“Who knows,” sports director Nicolas Portal responded when asked if Froome can handle that work load. “At beginning they would say that he could not do the Tour and Vuelta, then he did it, then he did the Vuelta, Giro and Tour, and we are here.
“We will see. I believe if he wants to do it, he will have the full support of the team and we trust that he can do it. The only thing is that we need to see how he’s going to feel. Only he can know how he feels.”
Froome has won the Tour de France four times and began this year’s race with the aim of matching the record of five wins. He would also be the eighth rider to win the Giro/Tour double, however, no-one has ever won all three Grand Tours in the same season.
The 33-year-old Brit obviously must survive, and win, the Tour before he could even consider such a feat.
Portal told the media two days ago that a Vuelta ride would likely follow a Tour win.
“It will be necessary to see how he feels after the Tour, because the most important thing is to pay attention to his health, but if he wins the Tour he is likely to be at the Vuelta,” Portal said over the weekend.
“It is something we will talk about after the Tour, but the possibility is there. I think he can win the three Grand Tours in a year. He has already won Tour and Vuelta consecutively, so it’s something we know how to deal with.

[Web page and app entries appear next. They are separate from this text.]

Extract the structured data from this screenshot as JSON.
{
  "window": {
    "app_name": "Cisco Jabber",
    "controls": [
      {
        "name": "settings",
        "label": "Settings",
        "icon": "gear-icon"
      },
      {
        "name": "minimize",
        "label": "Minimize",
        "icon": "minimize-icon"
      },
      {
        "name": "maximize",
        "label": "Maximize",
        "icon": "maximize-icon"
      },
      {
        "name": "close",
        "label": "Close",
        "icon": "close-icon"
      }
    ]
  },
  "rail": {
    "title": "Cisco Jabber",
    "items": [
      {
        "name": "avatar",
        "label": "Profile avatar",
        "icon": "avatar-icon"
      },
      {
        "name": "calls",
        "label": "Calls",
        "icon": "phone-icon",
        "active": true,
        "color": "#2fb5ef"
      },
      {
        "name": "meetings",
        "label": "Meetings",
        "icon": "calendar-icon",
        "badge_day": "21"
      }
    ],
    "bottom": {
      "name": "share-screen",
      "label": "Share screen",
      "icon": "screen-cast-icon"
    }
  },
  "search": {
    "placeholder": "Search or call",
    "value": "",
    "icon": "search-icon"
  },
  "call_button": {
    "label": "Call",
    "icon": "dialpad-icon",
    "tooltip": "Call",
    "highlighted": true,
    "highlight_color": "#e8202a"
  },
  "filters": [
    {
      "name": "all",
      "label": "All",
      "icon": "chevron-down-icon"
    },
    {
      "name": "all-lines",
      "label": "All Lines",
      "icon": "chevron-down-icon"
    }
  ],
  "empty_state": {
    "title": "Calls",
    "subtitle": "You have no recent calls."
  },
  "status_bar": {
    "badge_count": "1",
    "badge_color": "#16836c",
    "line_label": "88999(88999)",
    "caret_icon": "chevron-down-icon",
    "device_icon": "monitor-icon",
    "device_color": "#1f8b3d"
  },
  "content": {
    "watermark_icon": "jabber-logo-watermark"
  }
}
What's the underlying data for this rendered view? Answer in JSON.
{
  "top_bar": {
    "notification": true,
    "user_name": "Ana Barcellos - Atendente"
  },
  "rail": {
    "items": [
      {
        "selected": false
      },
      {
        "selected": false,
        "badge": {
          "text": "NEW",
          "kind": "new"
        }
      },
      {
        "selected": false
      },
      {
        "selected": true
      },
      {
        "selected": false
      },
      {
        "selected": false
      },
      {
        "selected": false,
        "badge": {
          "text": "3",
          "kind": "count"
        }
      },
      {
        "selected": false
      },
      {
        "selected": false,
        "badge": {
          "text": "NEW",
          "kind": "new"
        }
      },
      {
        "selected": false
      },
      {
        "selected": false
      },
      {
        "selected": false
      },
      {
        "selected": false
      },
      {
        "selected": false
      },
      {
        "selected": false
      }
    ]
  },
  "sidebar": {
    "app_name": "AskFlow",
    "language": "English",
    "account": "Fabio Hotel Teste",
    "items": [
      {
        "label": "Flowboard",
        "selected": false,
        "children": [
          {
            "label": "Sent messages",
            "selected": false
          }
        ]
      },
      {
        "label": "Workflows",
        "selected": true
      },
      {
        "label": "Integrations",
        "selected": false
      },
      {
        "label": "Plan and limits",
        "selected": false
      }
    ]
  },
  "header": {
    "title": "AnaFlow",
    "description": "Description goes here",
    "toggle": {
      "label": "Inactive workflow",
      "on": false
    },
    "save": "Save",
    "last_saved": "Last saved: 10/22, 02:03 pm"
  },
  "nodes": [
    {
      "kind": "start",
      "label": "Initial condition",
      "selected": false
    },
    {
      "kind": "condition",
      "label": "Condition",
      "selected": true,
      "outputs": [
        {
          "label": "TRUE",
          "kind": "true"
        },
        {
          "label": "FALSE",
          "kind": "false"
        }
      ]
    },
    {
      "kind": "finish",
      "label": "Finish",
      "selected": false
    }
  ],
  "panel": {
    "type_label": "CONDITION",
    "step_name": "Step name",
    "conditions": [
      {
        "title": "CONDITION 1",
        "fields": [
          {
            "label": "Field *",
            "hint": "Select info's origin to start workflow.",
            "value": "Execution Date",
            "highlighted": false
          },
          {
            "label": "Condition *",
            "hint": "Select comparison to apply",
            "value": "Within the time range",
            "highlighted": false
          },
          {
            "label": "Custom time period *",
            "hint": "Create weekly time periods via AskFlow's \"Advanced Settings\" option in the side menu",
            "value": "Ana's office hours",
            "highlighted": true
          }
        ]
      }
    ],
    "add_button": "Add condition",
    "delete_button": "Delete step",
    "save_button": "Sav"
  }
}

I think it can do well.”
Froome finds it “a bit difficult” to think about the Vuelta a España right now in the Tour de France, which has only just reached the first of many mountain days.
“I’m just focused on getting through the next two weeks,” he said. “And there are other things to think about: My wife is expecting our baby at the end of the month, so hopefully I’ll make it home in time for the birth.”
The team’s focus is clearly on the mountain stages to come in the two weeks ahead. Around the team bus, decked in blue in this Tour, Brailsford meets with rider agents and other insiders with a constant eye on the future. If Froome was to race the Vuelta, some pieces would already need to be put in place.
“Everything’s possible,” Brailsford said. “The reality is we are not going to make a call until after this [Tour] is finished. That’s the truth of the matter. To go any further than ‘it’s possible’ is not the case now.”